Denmark is famous for a lot of things. They invented Legos! They ride bikes all the time! They eat a ton of hot dogs! There’s a lot to love, but the best thing about Denmark is the Danish Butter Cookie. They are a traditional treat made from flour, butter, and sugar–but make no mistake: butter is the star. They aren’t called flour cookies, after all. Or even sugar cookies. They’re BUTTER COOKIES and I think we ought to address how butter became so important to Denmark.
Denmark used to grow and export a ton of grain, but in the late 19th century, Poland, Ukraine, and the Unites States began to flood the market with inventory, and grain prices plummeted. The Danish farmers had to feed the grain they couldn’t sell to their animals. This lead to a great idea: What if Denmark leaned into meat and dairy production instead of growing grain? The land was suited to it. Farmers were willing to give it a try. There was only one problem…
Grain farms don’t magically turn themselves into meat farms. Or dairies. The tools and machinery needed to make this conversion were expensive. So, the farmers formed cooperatives, teaming up to share the financial risks and divide the financial rewards. Soon, Denmark was exporting meat, milk, and butter. The farmers were making money, and high-quality Danish butter was on the map.
Speaking of exports, by 1966, a new cooperative called Royal Dansk was ready to take the international cookie market by storm. They made Danish Butter cookies in five varieties loosely based on traditional favorites: Finnish Bread, Vanilla Wreaths, Danish Pretzels, Country Style Cookies, and Coconut Rounds. The assortment was novel, but the packaging was revolutionary.
The cookies came IN A TIN. (That’s all caps because it’s so important.) In the 1960s, cookies came in paperboard boxes that were sometimes lined with a waxed paper bag. Then, along comes Royal Dansk selling cookies in a tin?! It was night and day! This was an absolute game-changer!
Not only did the tin elevate the perception of the cookies, it kept the Royal Dansk brand in consumer’s houses, and minds, forever. People had a hard time getting rid of that tin! It was way too nice to throw away! It became home to countless sewing kits. It lived on garage shelves filled with tangles of wire and screws. With a slit cut in the lid, it became a de facto piggy bank. It was advertising that payed off for generations.
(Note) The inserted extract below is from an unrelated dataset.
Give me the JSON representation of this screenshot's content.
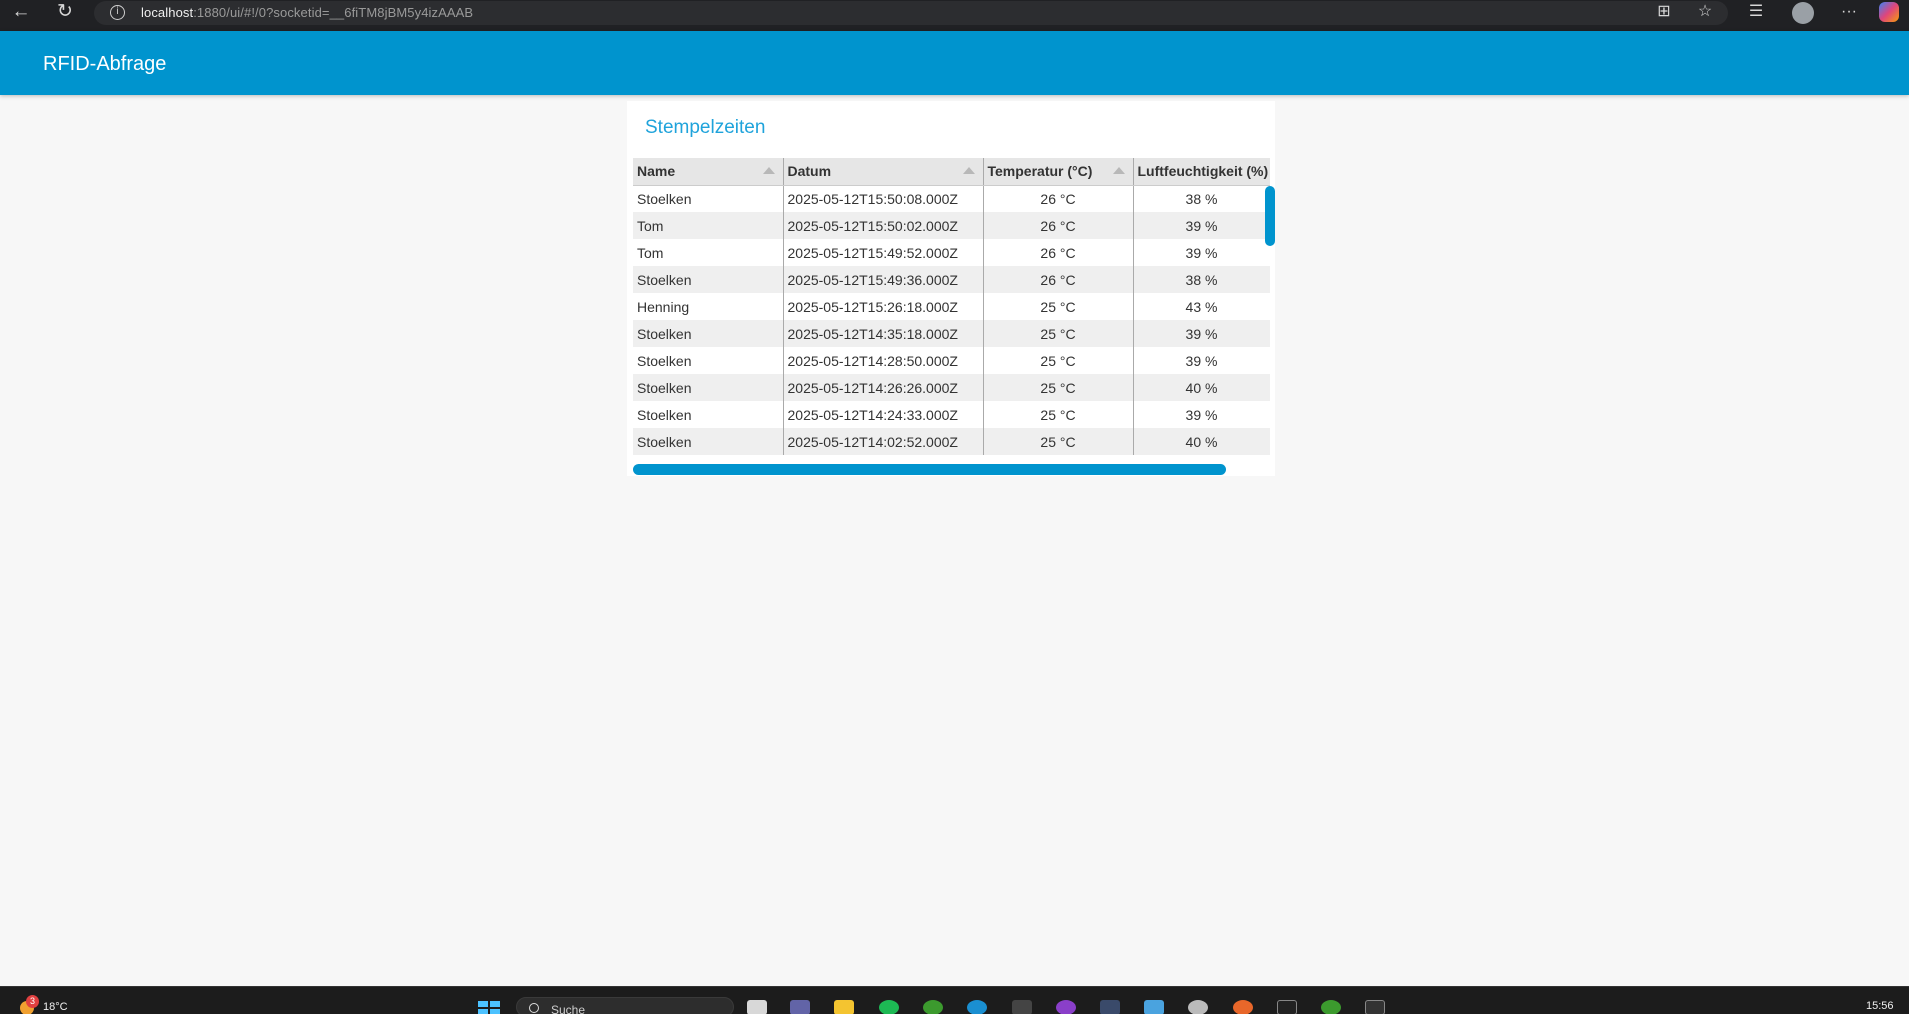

Today, for about $4, you can get an assortment of authentic Danish butter cookies, a beautiful tin, and the incredible feeling of well-being that comes with repurposing that tin as a storage container. I really can’t think of a better deal.